But, although I have labeled the novel an alternative history, for want of a better word, it is considerably more serious than mere 'what if' speculation. There is no fantasy in the book, no extended account of an alternative universe. Rather, I meant the book to celebrate what Wordsworth famously referred to as 'the little nameless unremembered acts of kindness and of love' - or, in this case, the nameless unremembered acts of honor and of heroism. It is possible that we never know or appreciate the greatest heroes among us, because the acts themselves swallow up the consequences, and the actors are forever lost in the shadows of history. In a profound sense, virtue is indeed its own reward, and in fact the only reward. The significance of those unknown and unknowable acts is the real subject of 'A Prophet Without Honor'.
From whence comes the strange, but universal, experience of deja vu? Why do some people exhibit a wisdom far beyond their age and experience - persons reincarnationists refer to as 'old souls'? Joseph Wurtenbaugh in this short story offers a fascinating and tantalizingly plausible explanation for these phenomena, presented in a natural setting that brims with adventure and exhilarating possibility. Not to be missed by anyone who enjoys science fiction or thinking outside the box.
In 'Warm Moonlight', Joseph Wurtenbaugh, the author of 'The Old Soul', presents a supernatural tale done his way. It's a thrilling story of adventure and rescue, of escape and revenge, set in New England in the early days of Prohibition. Written in the great storytelling tradition, 'Warm Moonlight' has all the intensity of a got-to-hear-how-it-ends campfire yarn, but with a decidedly adult sophistication and sensibility.

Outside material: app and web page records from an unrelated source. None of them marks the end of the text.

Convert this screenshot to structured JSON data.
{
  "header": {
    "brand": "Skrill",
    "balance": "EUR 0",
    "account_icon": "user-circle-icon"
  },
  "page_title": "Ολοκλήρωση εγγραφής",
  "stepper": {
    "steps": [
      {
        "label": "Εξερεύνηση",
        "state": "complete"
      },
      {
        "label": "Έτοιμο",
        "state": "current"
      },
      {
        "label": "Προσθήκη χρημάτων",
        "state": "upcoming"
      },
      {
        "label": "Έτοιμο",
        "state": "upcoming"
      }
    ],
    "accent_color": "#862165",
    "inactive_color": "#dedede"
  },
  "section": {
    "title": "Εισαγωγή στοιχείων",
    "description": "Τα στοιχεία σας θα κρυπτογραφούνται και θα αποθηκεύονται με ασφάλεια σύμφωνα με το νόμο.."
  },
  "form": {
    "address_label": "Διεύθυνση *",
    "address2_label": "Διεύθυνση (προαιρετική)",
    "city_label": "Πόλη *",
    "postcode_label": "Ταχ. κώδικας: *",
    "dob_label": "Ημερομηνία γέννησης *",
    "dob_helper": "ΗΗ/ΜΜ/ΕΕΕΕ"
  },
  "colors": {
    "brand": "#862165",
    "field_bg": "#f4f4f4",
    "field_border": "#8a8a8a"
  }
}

The ending is unique and satisfying, but leaves the audience, like one of the characters in the story, wondering - how much of it was true? How much invented? Can such things be? Maybe it's a ghost story or . . . . maybe it isn't.
But when Annie needs some random member of the public to test her newest and greatest device, surely she will call on someone, ANYONE, besides her long-suffering husband. Surely she would not hatch some fiendish scheme to lure him into the role of guinea pig.
Think not? Guess again . . .
In Warmes Mondlicht erzählt Joseph Wurtenbaugh eine übernatürliche Geschichte auf seine ganz eigene Weise. Darin geht es um Abenteuer und eine Rettung, um eine Flucht und Rache. Warmes Mondlicht entspricht der Tradition spannender Geschichten, die am Lagerfeuer erzählt werden und bei denen man unbedingt wissen muss, wie sie ausgehen, aber es spiegelt auch Raffinesse und Einfühlungsvermögen wider.
Das Ende ist einzigartig, allerdings fragen sich die Leser ebenso wie eine der Figuren aus der Geschichte: "Wie viel davon ist wahr? Wie viel erfunden?" Vielleicht ist es eine Geistergeschichte … vielleicht aber auch nicht.